Here is a little free Bonds to 10 poster
To play this game, you'll need a 1-10 die or a 1-10 spinner and each player will need a piece of paper (or little whiteboard) with the numbers 0 - 9 on it.
This spinner is from my freebie on TPT... click here to download :)

To play, the first person rolls the die/spin. Then, on their whiteboard/paper, they need to cross off the number that goes with it to make 10.
So, if I rolled a 3, I would cross off the 7. Then, the next player then has a turn. The winner is the first person to have all of their numbers crossed off!
I normally play the game in pairs... if the groups get too big it can get a bit tricky. Also, I often start off giving kids a copy of the rainbow facts to refer to, which I take away as they become more fluent with them.
It's such a simple game that doesn't need a lot of prep, but its really effective, and kids love it!

Thursday, 15 August 2013

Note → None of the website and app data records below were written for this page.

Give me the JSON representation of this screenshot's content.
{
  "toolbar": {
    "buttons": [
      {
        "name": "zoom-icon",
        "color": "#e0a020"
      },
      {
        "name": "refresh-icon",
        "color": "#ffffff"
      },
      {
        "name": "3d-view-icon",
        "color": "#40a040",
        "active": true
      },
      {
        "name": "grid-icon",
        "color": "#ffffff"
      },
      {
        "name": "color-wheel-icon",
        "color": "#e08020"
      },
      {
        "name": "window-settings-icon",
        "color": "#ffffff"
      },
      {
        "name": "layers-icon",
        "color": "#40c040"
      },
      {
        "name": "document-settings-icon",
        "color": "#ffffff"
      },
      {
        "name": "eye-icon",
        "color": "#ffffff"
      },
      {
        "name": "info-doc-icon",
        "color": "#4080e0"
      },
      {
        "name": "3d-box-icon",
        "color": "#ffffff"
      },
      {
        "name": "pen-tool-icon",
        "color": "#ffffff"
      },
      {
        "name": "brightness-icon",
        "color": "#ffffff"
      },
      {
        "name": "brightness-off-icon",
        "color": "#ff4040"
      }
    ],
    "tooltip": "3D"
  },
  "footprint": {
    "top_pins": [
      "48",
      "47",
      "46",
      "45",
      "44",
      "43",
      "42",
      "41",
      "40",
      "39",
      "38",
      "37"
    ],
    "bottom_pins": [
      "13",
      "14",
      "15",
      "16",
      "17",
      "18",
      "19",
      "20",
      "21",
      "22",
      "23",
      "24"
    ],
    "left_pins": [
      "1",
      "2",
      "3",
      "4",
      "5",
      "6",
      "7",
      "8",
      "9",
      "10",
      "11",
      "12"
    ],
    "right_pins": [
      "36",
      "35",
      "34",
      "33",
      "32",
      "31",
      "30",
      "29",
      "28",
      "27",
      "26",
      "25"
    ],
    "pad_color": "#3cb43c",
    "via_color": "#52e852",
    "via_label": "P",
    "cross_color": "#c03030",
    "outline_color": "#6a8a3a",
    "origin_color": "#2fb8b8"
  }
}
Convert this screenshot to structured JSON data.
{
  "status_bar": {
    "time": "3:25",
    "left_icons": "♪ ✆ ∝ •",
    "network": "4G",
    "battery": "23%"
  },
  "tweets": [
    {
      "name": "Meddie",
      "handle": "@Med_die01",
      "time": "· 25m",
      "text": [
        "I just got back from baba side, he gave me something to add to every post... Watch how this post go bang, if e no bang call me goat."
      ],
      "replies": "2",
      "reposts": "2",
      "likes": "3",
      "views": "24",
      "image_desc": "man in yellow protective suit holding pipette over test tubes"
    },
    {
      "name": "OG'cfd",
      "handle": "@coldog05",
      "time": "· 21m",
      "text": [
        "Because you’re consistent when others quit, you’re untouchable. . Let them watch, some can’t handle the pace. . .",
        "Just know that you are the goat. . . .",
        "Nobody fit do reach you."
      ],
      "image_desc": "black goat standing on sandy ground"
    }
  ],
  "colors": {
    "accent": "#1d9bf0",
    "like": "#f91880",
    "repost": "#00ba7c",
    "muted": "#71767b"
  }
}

Goodbye laminator :( and some favs

We're nearly half way through term 3 now... time is flying! I have had such good intentions to blog in the last couple of weeks, but somehow it just hasn't happened!

The week started off with a bit of a laminator crisis...

I let my daughter put in a laminating sheet without watching what she was doing (WRONG move) and a sheet got jammed. It started making all sorts of not-very-good noises and then seized up altogether!
To top it off, I sat down to write this post tonight and my laptop has given up the ghost :( I'm just not having much luck at the moment!

But back to more positive things...I was having a look for different maths resources during the week, and I thought I'd share a couple of my favourites.

This first is my absolute favourite maths book - it's my go-to book for whenever I'm planning or have any questions about maths concepts and how to teach them.
Teaching Primary Mathematics.. (Booker, Bond, Sparrow and Swan)

This book is AMAZING! It's quite pricey (I think I saw it for $115 at a book seller stall the other week) but totally worth it! Written in a really easy to read but comprehensive manner, it covers the concepts that kids need to know, the sequence for learning, common misconceptions and examples of activities too. PERFECT!
Another resource that I love to use in the class, are the Targeting Maths Literacy books. There are four sets, each has a big book and 12 (I think) small books to go with it.
Here's one set of the small books
They're suitable for Reception-2 and cover a range of topics from Number through Measurement and Geometry. I love using the big books with the class as a part of our whole class focus time, but I find both the big and little books are popular with kids when they have free reading time. The little books are also fantastic for small group work - I use them when I have support staff in my room - they can take a book and a couple of kids and focus on a particular strategy or concept.

I would love to hear about some new maths resources....what is your favourite?

Saturday, 3 August 2013

Roll, add and colour... an easy dice game

This week's game is a little bit late for Friday game day..... but better late than never! ;)
This game is great for practicing addition, but it can easily be adapted for subtraction or multiplication... and it's so easy to differentiate. To play, you need two players, a couple of dice (0-6 to start with, or 1-10 for those kids who are more confident with their addition), a different coloured pencil each and a photocopy of the game board.
Player 1 rolls the dice and then adds the numbers together. they then colour that number of squares on the game board. Player 2 then has a turn and the game continues until all squares are coloured in. The person with the most squares in their colour is the winner!
For older kids, I use graph paper, and have them multiply the numbers on the dice - it's a great way to reinforce multiplicative thinking using Arrays.
This game is great for early finishers, as a Maths warm up or for those times when you have a spare 10 minutes before the bell goes (not that this happens very often in my class though... we always seem to run over time!)
If you'd like to grab a copy of the game board, just click here :)